-------- Exercise material --------

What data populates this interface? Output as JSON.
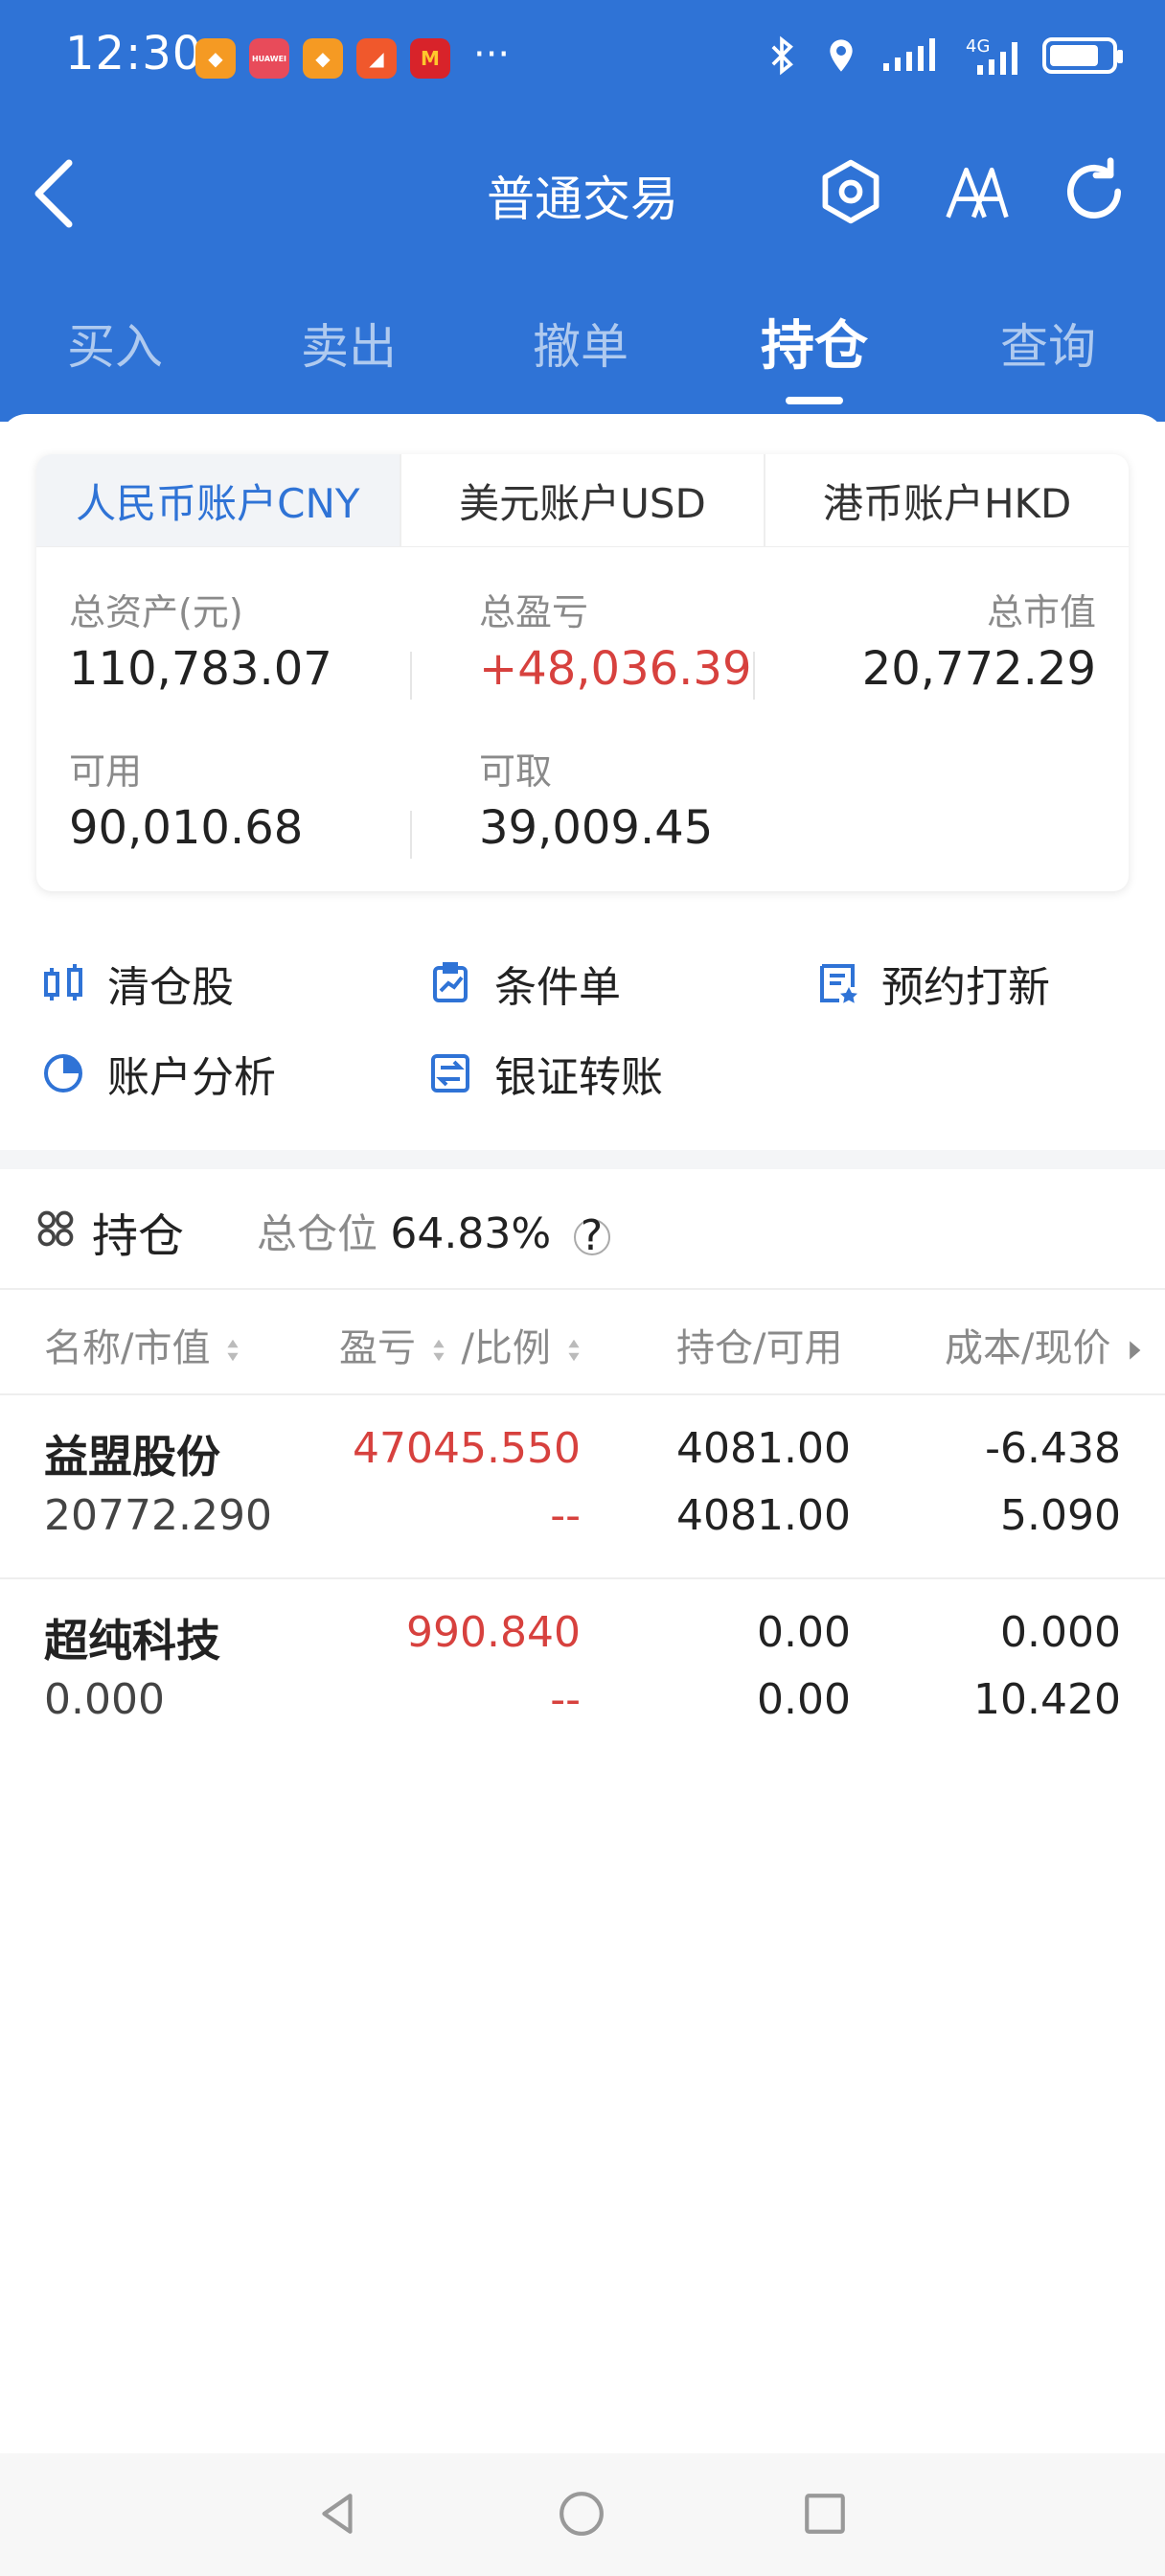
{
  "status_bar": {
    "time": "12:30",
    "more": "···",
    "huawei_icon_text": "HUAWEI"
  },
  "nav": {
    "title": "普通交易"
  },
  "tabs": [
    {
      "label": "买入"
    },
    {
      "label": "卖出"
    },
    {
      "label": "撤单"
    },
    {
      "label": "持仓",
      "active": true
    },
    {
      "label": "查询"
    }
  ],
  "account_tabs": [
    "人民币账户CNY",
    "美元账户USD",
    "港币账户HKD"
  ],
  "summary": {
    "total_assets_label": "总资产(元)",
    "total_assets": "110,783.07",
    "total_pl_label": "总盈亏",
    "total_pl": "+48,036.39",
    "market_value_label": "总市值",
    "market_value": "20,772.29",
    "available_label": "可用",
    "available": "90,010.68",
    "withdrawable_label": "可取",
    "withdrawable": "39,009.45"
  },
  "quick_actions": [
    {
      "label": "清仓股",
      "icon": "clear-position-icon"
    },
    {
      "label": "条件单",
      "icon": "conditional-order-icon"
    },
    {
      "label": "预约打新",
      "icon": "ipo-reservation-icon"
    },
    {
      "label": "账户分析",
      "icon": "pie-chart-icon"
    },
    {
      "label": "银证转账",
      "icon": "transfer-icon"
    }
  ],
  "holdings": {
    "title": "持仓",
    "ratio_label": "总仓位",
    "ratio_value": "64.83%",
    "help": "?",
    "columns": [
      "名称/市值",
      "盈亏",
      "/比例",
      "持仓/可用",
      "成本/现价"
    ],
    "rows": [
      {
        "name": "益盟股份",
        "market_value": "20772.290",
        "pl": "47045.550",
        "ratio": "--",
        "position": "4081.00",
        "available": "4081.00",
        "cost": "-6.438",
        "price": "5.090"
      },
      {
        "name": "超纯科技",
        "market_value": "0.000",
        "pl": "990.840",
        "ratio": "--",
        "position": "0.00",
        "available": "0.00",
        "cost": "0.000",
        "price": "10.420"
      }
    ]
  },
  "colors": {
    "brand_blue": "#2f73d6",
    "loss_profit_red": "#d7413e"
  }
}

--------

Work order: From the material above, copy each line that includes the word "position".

Problem solution:
      "icon": "clear-position-icon"
        "position": "4081.00",
        "position": "0.00",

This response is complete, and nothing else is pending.